When United States of Al first premiered, it was met with moderate ratings and according to Rotten Tomatoes, “good intentions.”  While there was some laughter, the storylines were pretty flat.  Instead of a commentary on American society, the writers chose easy jokes and non-controversial topics.  Forget the current anti-immigrant rhetoric, let’s joke about haggling over prices in the grocery store.

Despite its limited success, viewers did like the characters.  So ABC brought them back this fall for a new season.  And the difference has been staggering.

Season 1 ended on a more serious note, with one of the main characters, Riley, finally acknowledging his PTSD and seeking help.  However, this new season began with the recent real-life withdrawal of American forces from Afghanistan.

People may have thought they understood what it was like for the soldiers who had been stationed there.  They might have believed they grasped what it was like for Afghani’s trying to leave and why.  But viewers got a glimpse of the individuals, their relationships, and what was at stake in a way that news reports could never quite capture.  It was a shocking start for the sitcom’s sophomore season.

While Al is safe in America, his sister is still in a country where the new government considers her an enemy for working with the UN and punishable because she is an educated woman who has a job.  The first episode follows Al and his adopted American family franticly trying to help her escape Afghanistan over several days despite spotty phone calls, cancelled flights, overwhelming crowds, and an explosion at the airport.  Funny, right?
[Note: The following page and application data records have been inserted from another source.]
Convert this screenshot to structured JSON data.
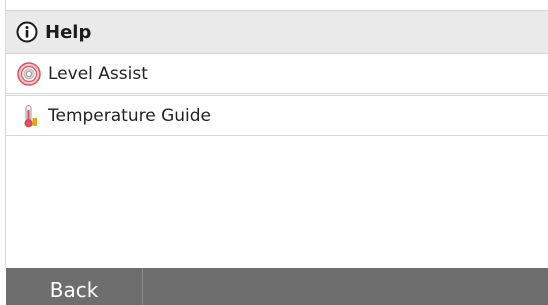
{
  "header": {
    "title": "Help",
    "icon": "info-circle-icon"
  },
  "list": {
    "items": [
      {
        "label": "Level Assist",
        "icon": "target-rings-icon",
        "icon_color": "#e0505a"
      },
      {
        "label": "Temperature Guide",
        "icon": "thermometer-icon",
        "icon_color": "#e8a41a"
      }
    ]
  },
  "footer": {
    "back_label": "Back"
  },
  "colors": {
    "header_bg": "#eaeaea",
    "footer_bg": "#6e6e6e",
    "divider": "#d8d8d8"
  }
}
The second episode focused on Al and Riley getting second jobs so they can send money to Al’s sister who is now in a Turkish refugee camp.  They become night-time repo men and face crazy scenarios and even violence from angry individuals (surprise) who don’t really want their cars repossessed.  Unfortunately, Riley becomes addicted to the same adrenaline rush he used to get in combat.  And that ain’t healthy.

This wasn't the way Season 2 was supposed to go.  Production had already begun when all hell broke loose in Afghanistan.  But the writers chose to pivot and address what was happening.  And thus, a new season premiere – that didn’t feel like much of a comedy – was born.  
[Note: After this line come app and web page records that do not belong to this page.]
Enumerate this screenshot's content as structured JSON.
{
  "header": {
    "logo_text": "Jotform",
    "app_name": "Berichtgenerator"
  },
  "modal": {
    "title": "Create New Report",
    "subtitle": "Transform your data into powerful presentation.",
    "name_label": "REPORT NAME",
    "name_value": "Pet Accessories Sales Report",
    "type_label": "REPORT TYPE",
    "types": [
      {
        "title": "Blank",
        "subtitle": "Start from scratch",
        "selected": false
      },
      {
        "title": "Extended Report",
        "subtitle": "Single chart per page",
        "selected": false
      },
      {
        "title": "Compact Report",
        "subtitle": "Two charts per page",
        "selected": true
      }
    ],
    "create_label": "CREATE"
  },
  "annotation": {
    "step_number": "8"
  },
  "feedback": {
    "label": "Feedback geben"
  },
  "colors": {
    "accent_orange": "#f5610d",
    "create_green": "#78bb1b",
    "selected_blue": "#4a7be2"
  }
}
What has followed are authentic and challenging stories without easy happy endings or the canned audience applause viewers expect.  After all, if you’re going to write a show about an Afghani immigrant, you’re going to have to acknowledge some ugliness.  But there are still moments of levity, hope, and joy.
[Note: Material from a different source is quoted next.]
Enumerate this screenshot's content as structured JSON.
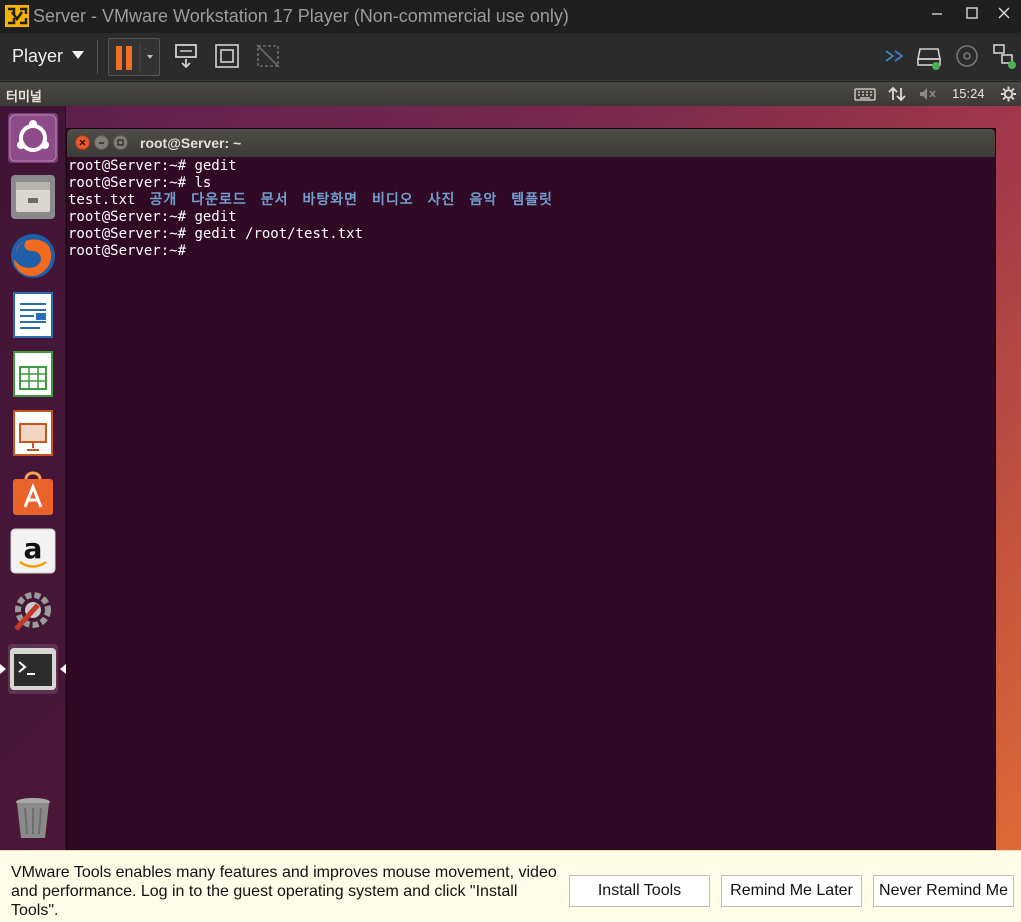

Because U.S. of Al is still a sitcom – albeit a far cry from The Big Bang Theory or The Goldbergs.  The show is finally making a statement.  Becoming more than just 30 minutes of simple laughs.

U.S. of Al writers are stepping up with heart and courage.  And hopefully, viewers will accept a show that’s not your average comedy.  Because while you may not always bust a gut laughing, you’ll leave the United States of Al feeling pretty damn good.